A lot of people only know the Southwest. It’s pretty prominent. Everyone knows the turquoise and silver. The next largest market would probably be the Dakota, Lakota and Nakota, and that’s the Plains style. People are not very familiar with the woodland style — the florals and the lakes. That is what my beadwork is all about. I was taught by my grandma. When I was six years old, I started stringing beads.
You mentioned that these scarves are the first pieces you’ve made based on your beadwork. What is the process?
I’ll take photographs of my beadwork and I’m able to capture the beads in detail. It translates to fabric as photographs and you can see the textures and see the shadows and the shapes of all of the beads.
Which are the best-selling scarves?
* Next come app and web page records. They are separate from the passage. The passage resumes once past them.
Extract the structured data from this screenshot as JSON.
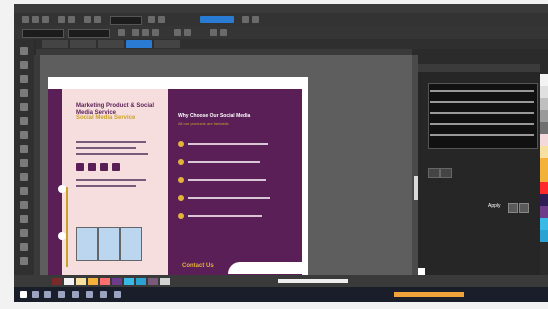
{
  "window": {
    "title": ""
  },
  "menubar": {
    "items": [
      "",
      "",
      "",
      "",
      "",
      "",
      "",
      "",
      "",
      "",
      ""
    ]
  },
  "document": {
    "tab_labels": [
      "",
      "",
      "",
      "",
      ""
    ],
    "headline": "Marketing Product & Social Media Service",
    "subhead": "Social Media Service",
    "right_title": "Why Choose Our Social Media",
    "right_subtitle": "All our products are fantastic",
    "cta": "Contact Us"
  },
  "panel": {
    "title": "",
    "apply_label": "Apply"
  },
  "palette": {
    "colors": [
      "#f3f3f3",
      "#e0e0e0",
      "#bfbfbf",
      "#9a9a9a",
      "#707070",
      "#f3d9d9",
      "#f7e0a0",
      "#f5b23a",
      "#f2b23a",
      "#ff2a2a",
      "#2e1c55",
      "#6c3c8a",
      "#39b9e6",
      "#2aa3d3"
    ]
  },
  "statusbar": {
    "swatches": [
      "#7a2a2a",
      "#f2f2f2",
      "#f7e0a0",
      "#f5b23a",
      "#ff6f6f",
      "#6c3c8a",
      "#39b9e6",
      "#2aa3d3",
      "#7a5a7a",
      "#d2d2d2"
    ]
  },
  "taskbar": {
    "time": ""
  }
}
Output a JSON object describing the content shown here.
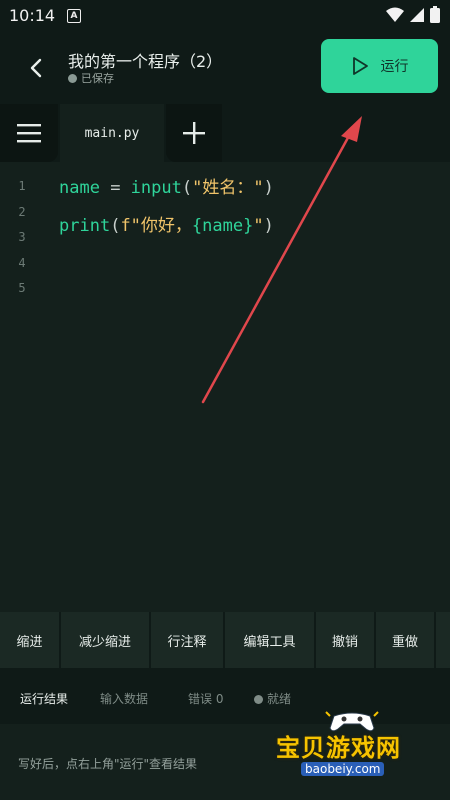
{
  "status": {
    "time": "10:14",
    "app_glyph": "A"
  },
  "header": {
    "title": "我的第一个程序（2）",
    "saved_text": "已保存",
    "run_label": "运行"
  },
  "tabs": {
    "file_name": "main.py"
  },
  "editor": {
    "line_numbers": [
      "1",
      "2",
      "3",
      "4",
      "5"
    ],
    "line1": {
      "var": "name",
      "op": " = ",
      "fn": "input",
      "open": "(",
      "str": "\"姓名：\"",
      "close": ")"
    },
    "line2": {
      "fn": "print",
      "open": "(",
      "str_a": "f\"你好，",
      "interp": "{name}",
      "str_b": "\"",
      "close": ")"
    }
  },
  "toolbar": [
    "缩进",
    "减少缩进",
    "行注释",
    "编辑工具",
    "撤销",
    "重做"
  ],
  "output": {
    "tab_result": "运行结果",
    "tab_input": "输入数据",
    "tab_error": "错误 0",
    "tab_status": "就绪",
    "hint": "写好后，点右上角\"运行\"查看结果"
  },
  "watermark": {
    "title": "宝贝游戏网",
    "url": "baobeiy.com"
  },
  "colors": {
    "accent": "#2fd49a",
    "annotation_arrow": "#e0474c",
    "background": "#0f1a17"
  }
}
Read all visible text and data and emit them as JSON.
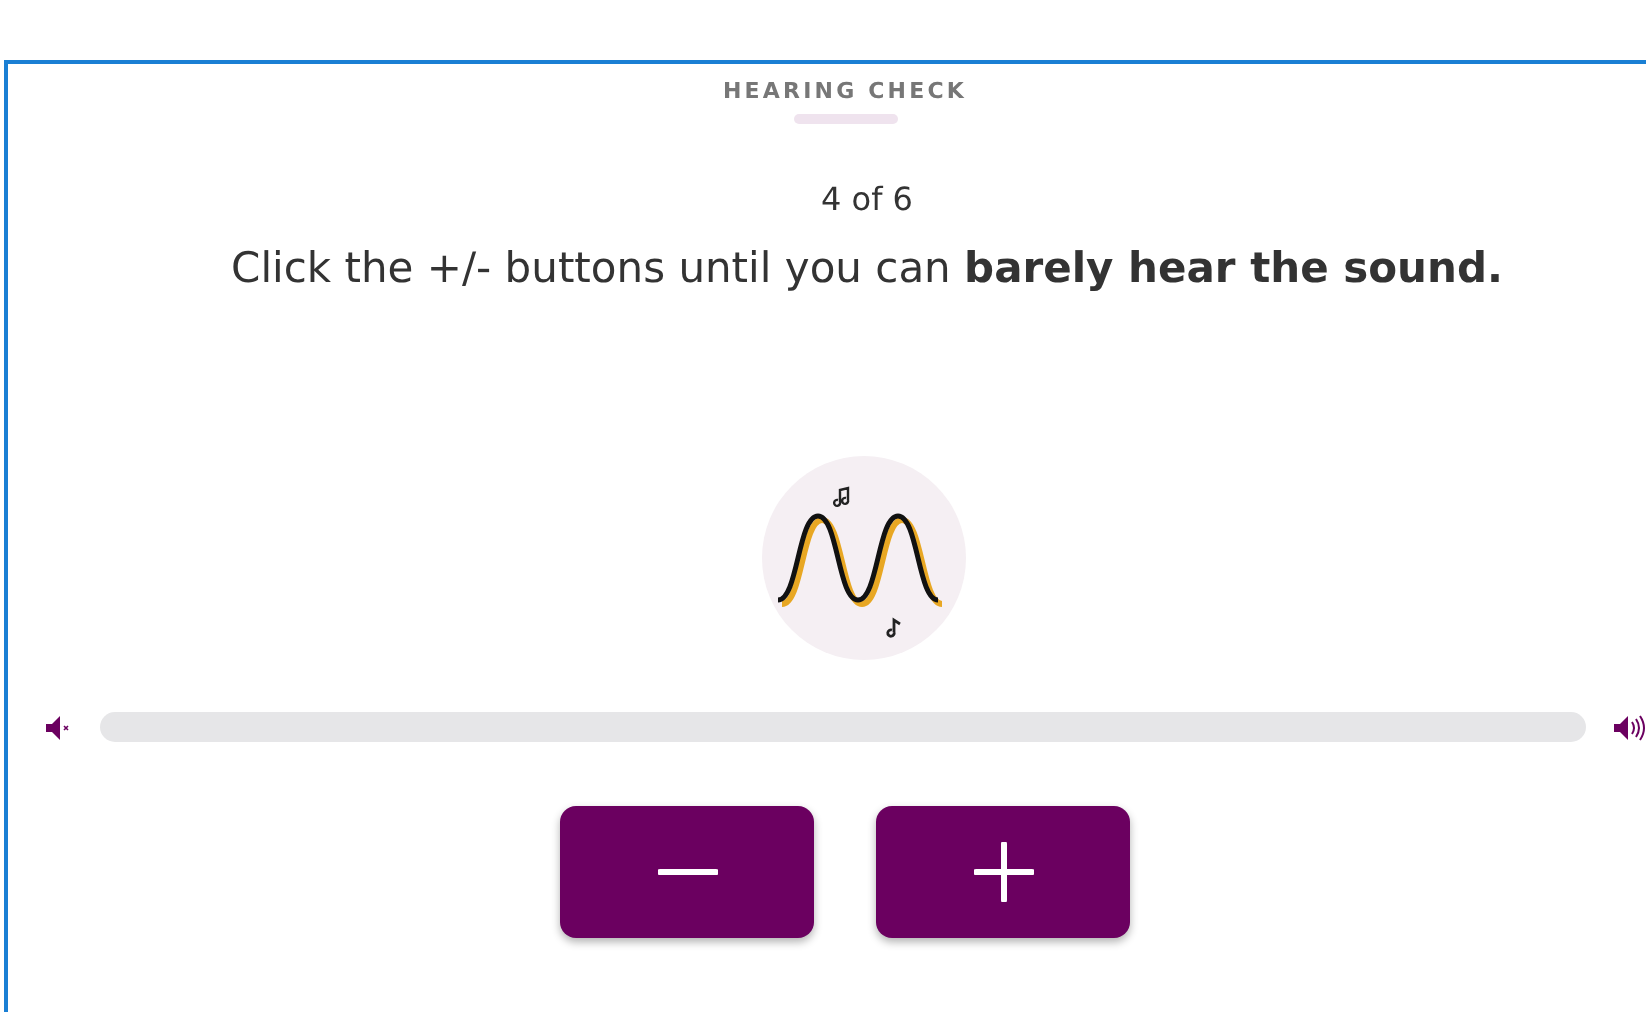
{
  "header": {
    "title": "HEARING CHECK",
    "progress": {
      "level": 1
    }
  },
  "step": "4 of 6",
  "instruction": "Click the +/- buttons until you can **barely hear the sound.**",
  "volume": {
    "level": 0
  },
  "buttons": [
    {
      "kind": "minus"
    },
    {
      "kind": "plus"
    }
  ]
}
My most popular one is the sterling silver. It’s a special series and it’s the only one that comes in satin. I thought it would just be so pretty with silver jewelry. The next one is moonshadow black, and then the forest green. I’m hoping to come out with new colors and designs either this spring or summer.
Do you have a favorite?
I have one that’s called swamp tea green, which is kind of like a lime-ish olive green color and it’s my favorite. It’s probably the brightest of the bunch. Swamp tea is Labrador tea but it’s a traditional medicinal tea to the Chippewa people that we call swamp tea. I wanted to make connections that are familiar to Native people so that they can make that cultural connection to my work. Native people need more options on what to purchase because they want to wear items that are significant to their culture and the things that they grew up knowing as being beautiful.